The rebuke from the court was so heavy to the extent that the Justices even threatened to report Lawyer Adelawal to the Disciplinary Committee of the General Legal Council (GLC) for action, Graphic Online’s Ebo Hawkson reported.
They, however, gave him the option of facing the disciplinary committee of the GLC or paying a cost of GH¢5,000.
“Application is dismissed as unmeritorious, cost of GH¢5,000 is awarded against the applicant. Cost to be paid by the lawyer himself. Cost should be paid within two weeks,“ the Chief Justice ordered.
The Supreme Court, on July 29, 2014, ordered Mr Woyome to refund GH¢51.2 million to the state on grounds that he got the money out of unconstitutional and invalid contracts between the state and Waterville Holdings Limited in 2006 for the construction of stadia for CAN 2008.
It was the view of the court that the contracts upon which Mr Woyome made and received the claim were in contravention of Article 181 (5) of the 1992 Constitution of Ghana, which required such contracts to be laid before and approved by Parliament.
The case leading to the Supreme Court decision was initiated by Mr Martin Amidu, the current Special Prosecutor, in his capacity as a citizen of Ghana.
On March 1, 2016, Mr Woyome prayed the court to give him three years to pay back the money but the court declined to grant his wish.
He, however, refunded GH¢4 million in November 2016 and an additional GH¢600,000 and promised to pay the outstanding balance by quarterly instalments of GH¢5 million, commencing April 1, 2017.
That did not materialise, after the businessman initiated a litany of legal cases at the Supreme Court challenging the decision for him to pay the money or efforts to execute the judgment, which were all dismissed.

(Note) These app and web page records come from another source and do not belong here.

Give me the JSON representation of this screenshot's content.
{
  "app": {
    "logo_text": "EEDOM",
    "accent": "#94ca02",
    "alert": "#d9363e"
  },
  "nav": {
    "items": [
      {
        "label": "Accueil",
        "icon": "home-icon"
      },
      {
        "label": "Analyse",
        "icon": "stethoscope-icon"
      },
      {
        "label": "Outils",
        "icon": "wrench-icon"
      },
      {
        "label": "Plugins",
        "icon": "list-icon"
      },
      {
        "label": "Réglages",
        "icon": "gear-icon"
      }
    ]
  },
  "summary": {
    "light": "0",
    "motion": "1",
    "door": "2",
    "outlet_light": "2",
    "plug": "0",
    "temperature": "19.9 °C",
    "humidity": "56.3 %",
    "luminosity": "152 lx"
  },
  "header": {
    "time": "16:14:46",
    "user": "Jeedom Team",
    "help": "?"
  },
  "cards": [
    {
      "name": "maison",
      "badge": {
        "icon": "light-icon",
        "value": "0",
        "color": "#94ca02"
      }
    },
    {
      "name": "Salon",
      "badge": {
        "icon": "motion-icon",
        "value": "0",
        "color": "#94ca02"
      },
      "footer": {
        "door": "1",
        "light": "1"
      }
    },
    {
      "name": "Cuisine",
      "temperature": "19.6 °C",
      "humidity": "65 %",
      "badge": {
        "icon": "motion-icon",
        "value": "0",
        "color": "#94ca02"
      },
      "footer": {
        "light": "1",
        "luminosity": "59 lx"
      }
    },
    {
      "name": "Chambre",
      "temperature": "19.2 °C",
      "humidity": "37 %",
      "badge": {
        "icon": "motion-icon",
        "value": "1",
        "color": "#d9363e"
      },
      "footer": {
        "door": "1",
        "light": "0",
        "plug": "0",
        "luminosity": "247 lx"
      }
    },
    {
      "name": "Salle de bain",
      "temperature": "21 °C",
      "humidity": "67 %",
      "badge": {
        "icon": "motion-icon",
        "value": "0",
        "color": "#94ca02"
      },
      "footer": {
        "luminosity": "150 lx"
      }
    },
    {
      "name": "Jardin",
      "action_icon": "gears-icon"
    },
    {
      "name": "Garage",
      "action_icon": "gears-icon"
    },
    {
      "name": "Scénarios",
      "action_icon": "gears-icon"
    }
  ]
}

Apart from fighting his cases in the country, Mr Woyome also sought relief from the International Court of Arbitration of the International Chamber of Commerce (ICC) based in Paris, France, and the African Court of Justice, based in Arusha, Tanzania.
In August 2017, the ICC threw out his case on the basis that he had failed to properly invoke its jurisdiction.
His case at the African Court of Justice was also dismissed in June last year.
Sale of properties
The state, in its attempt to take over the businessman’s properties, faced certain obstacles, which included a claim by the defunct UT Bank that some of the properties belonged to the bank.
On June 27, 2019, the Supreme Court ruled that the properties were, indeed, for Woyome and ordered their sale to defray the debt he owed the state.
The assets to be sold include two mansions at Trassaco Estate, a house at Kpehe, an office complex of Anator Holdings, a residential building at Abelemkpe and a stone quarry, including its plants and equipment.
The court, with Justice Benin as the sole judge, had held that the properties belonged to Mr Woyome and that the claim by UT Bank that the businessman had sold the two houses at Trassaco Estate to it was a sham.